(Description of the task)
Each entry below should be reproduced character for character.

(Data provided)
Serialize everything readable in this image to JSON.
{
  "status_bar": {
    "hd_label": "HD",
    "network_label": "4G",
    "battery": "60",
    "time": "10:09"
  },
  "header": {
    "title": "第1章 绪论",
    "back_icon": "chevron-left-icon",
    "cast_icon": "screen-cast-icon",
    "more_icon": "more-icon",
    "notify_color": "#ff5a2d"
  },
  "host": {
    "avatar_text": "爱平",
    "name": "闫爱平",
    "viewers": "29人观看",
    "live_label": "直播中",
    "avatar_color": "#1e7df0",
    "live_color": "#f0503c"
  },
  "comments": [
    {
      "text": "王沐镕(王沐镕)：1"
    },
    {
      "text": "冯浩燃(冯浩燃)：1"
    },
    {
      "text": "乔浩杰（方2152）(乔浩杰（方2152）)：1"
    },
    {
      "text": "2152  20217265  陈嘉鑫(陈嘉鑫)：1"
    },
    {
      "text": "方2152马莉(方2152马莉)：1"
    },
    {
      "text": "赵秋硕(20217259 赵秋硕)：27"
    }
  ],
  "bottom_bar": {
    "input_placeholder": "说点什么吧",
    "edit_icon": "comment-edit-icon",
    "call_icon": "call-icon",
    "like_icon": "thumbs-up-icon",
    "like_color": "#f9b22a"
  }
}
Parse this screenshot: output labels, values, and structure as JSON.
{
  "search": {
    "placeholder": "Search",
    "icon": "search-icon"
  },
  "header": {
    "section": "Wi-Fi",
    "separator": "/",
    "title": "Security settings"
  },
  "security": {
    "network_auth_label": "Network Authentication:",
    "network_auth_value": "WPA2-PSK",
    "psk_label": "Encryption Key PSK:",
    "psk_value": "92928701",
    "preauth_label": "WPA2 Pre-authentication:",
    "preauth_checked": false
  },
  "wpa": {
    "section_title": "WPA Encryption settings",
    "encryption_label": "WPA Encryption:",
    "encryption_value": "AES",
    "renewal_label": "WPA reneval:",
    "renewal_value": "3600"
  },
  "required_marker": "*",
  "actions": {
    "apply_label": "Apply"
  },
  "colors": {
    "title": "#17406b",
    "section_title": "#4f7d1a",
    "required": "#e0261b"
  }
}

(Exercise answer)
Serialize everything readable in this image to JSON.
{
  "status_bar": {
    "hd_label": "HD",
    "network_label": "4G",
    "battery": "60",
    "time": "10:09"
  },
  "header": {
    "title": "第1章 绪论",
    "back_icon": "chevron-left-icon",
    "cast_icon": "screen-cast-icon",
    "more_icon": "more-icon",
    "notify_color": "#ff5a2d"
  },
  "host": {
    "avatar_text": "爱平",
    "name": "闫爱平",
    "viewers": "29人观看",
    "live_label": "直播中",
    "avatar_color": "#1e7df0",
    "live_color": "#f0503c"
  },
  "comments": [
    {
      "text": "王沐镕(王沐镕)：1"
    },
    {
      "text": "冯浩燃(冯浩燃)：1"
    },
    {
      "text": "乔浩杰（方2152）(乔浩杰（方2152）)：1"
    },
    {
      "text": "2152  20217265  陈嘉鑫(陈嘉鑫)：1"
    },
    {
      "text": "方2152马莉(方2152马莉)：1"
    },
    {
      "text": "赵秋硕(20217259 赵秋硕)：27"
    }
  ],
  "bottom_bar": {
    "input_placeholder": "说点什么吧",
    "edit_icon": "comment-edit-icon",
    "call_icon": "call-icon",
    "like_icon": "thumbs-up-icon",
    "like_color": "#f9b22a"
  }
}
Parse this screenshot: output labels, values, and structure as JSON.
{
  "search": {
    "placeholder": "Search",
    "icon": "search-icon"
  },
  "header": {
    "section": "Wi-Fi",
    "separator": "/",
    "title": "Security settings"
  },
  "security": {
    "network_auth_label": "Network Authentication:",
    "network_auth_value": "WPA2-PSK",
    "psk_label": "Encryption Key PSK:",
    "psk_value": "92928701",
    "preauth_label": "WPA2 Pre-authentication:",
    "preauth_checked": false
  },
  "wpa": {
    "section_title": "WPA Encryption settings",
    "encryption_label": "WPA Encryption:",
    "encryption_value": "AES",
    "renewal_label": "WPA reneval:",
    "renewal_value": "3600"
  },
  "required_marker": "*",
  "actions": {
    "apply_label": "Apply"
  },
  "colors": {
    "title": "#17406b",
    "section_title": "#4f7d1a",
    "required": "#e0261b"
  }
}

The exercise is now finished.